> What is required: Check each line of the records below for the word "Settings" and copy those where it appears.

[Website and app data records]
###
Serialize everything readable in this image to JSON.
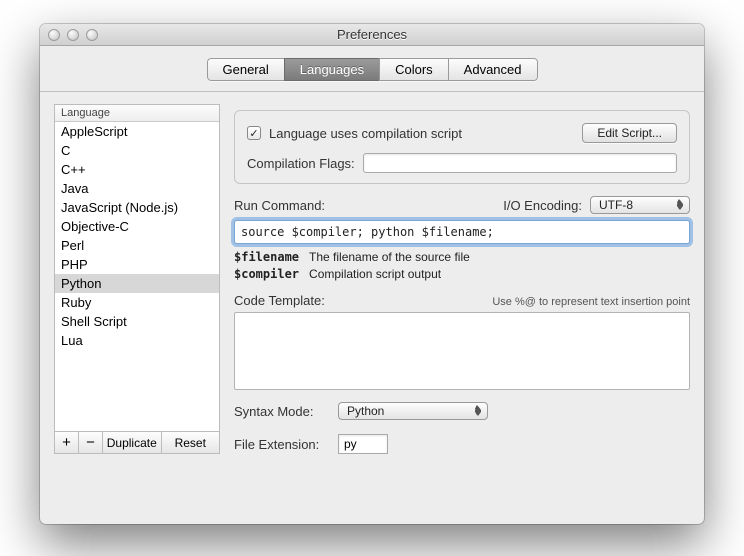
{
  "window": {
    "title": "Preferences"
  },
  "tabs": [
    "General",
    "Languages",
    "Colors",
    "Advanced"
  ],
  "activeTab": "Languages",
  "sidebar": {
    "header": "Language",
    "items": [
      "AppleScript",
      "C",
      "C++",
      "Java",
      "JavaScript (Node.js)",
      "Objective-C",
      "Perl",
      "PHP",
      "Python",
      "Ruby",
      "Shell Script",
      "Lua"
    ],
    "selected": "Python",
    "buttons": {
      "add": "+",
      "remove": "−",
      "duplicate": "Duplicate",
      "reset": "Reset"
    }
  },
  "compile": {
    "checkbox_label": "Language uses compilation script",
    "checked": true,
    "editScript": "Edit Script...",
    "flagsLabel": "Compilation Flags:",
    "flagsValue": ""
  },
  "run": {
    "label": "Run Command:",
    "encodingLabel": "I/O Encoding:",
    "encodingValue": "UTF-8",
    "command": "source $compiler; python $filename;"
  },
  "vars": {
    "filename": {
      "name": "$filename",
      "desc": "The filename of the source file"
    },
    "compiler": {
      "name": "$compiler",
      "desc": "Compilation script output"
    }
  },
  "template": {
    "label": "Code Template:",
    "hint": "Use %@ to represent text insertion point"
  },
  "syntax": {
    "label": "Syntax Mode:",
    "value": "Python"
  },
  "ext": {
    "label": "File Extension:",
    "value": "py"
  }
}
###
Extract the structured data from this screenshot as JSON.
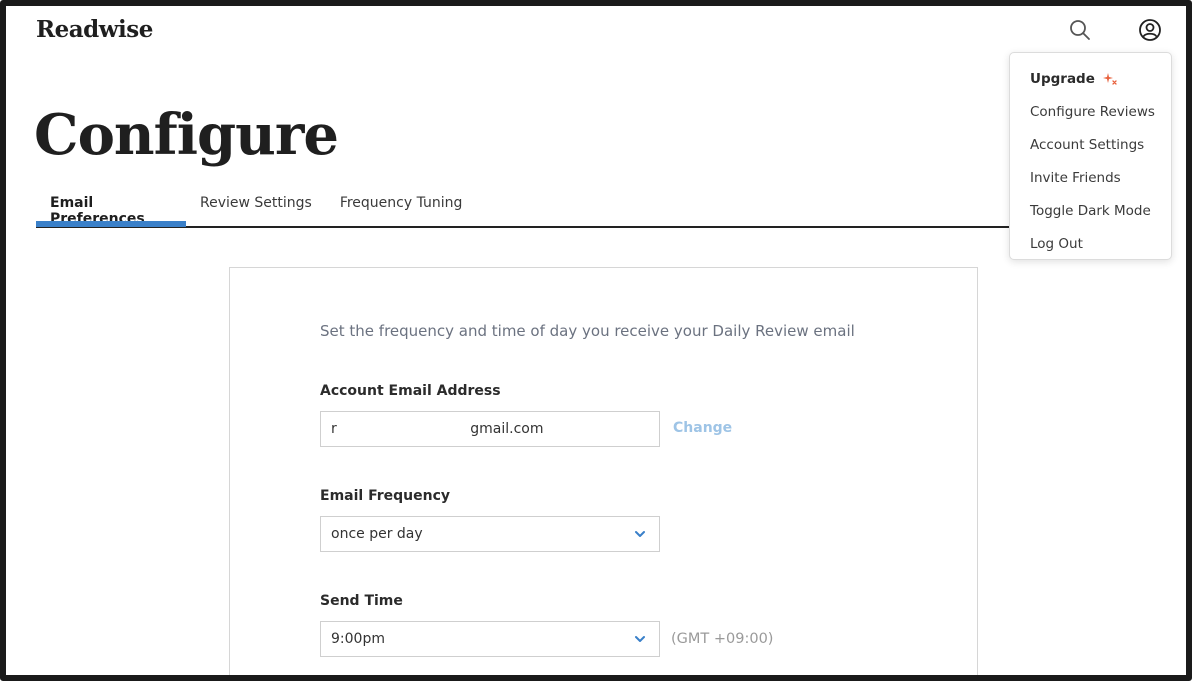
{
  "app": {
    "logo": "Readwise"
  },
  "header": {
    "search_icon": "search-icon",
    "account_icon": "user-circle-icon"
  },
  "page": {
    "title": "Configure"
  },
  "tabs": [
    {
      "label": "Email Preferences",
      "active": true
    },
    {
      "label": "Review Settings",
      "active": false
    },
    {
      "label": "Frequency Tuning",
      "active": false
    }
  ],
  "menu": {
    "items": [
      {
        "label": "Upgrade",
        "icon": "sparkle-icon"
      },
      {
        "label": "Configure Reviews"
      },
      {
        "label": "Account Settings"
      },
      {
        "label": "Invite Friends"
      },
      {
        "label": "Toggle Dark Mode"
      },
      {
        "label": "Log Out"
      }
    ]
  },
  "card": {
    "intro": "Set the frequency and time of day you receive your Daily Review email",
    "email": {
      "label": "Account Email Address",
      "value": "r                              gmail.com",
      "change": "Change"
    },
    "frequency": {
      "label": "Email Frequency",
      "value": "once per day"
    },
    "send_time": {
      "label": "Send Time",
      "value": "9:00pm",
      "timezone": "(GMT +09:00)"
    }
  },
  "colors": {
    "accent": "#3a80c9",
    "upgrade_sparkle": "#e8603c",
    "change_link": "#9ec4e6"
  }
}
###
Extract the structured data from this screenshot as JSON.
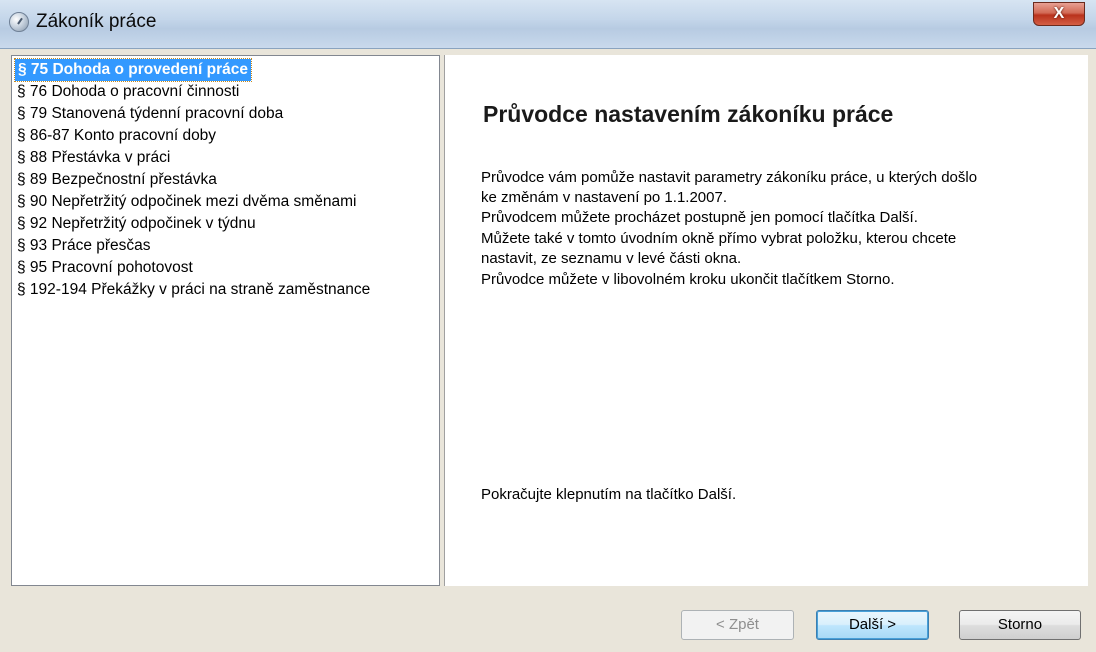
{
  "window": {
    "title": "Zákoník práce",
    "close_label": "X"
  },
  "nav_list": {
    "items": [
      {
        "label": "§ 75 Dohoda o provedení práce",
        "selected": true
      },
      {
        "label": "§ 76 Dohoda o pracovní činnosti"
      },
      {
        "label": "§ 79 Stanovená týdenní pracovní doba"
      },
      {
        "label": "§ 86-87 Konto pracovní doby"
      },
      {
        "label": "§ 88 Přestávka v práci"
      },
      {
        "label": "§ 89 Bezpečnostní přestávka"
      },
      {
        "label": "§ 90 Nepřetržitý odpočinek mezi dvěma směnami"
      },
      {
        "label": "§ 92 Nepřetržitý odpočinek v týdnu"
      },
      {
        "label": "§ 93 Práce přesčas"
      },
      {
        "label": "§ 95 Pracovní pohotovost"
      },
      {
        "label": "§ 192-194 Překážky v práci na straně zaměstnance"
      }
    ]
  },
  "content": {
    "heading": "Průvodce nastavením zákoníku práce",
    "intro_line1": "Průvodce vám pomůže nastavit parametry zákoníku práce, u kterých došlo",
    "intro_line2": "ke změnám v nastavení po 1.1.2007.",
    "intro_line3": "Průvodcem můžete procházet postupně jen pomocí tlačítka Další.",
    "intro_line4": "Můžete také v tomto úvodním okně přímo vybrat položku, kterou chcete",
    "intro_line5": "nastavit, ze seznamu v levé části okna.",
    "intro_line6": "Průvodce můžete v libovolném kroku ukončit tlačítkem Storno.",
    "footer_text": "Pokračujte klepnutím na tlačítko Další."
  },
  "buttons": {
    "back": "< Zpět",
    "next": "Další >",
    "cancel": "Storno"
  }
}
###
> Response area:
      "label": "Review Settings",
        "label": "Account Settings"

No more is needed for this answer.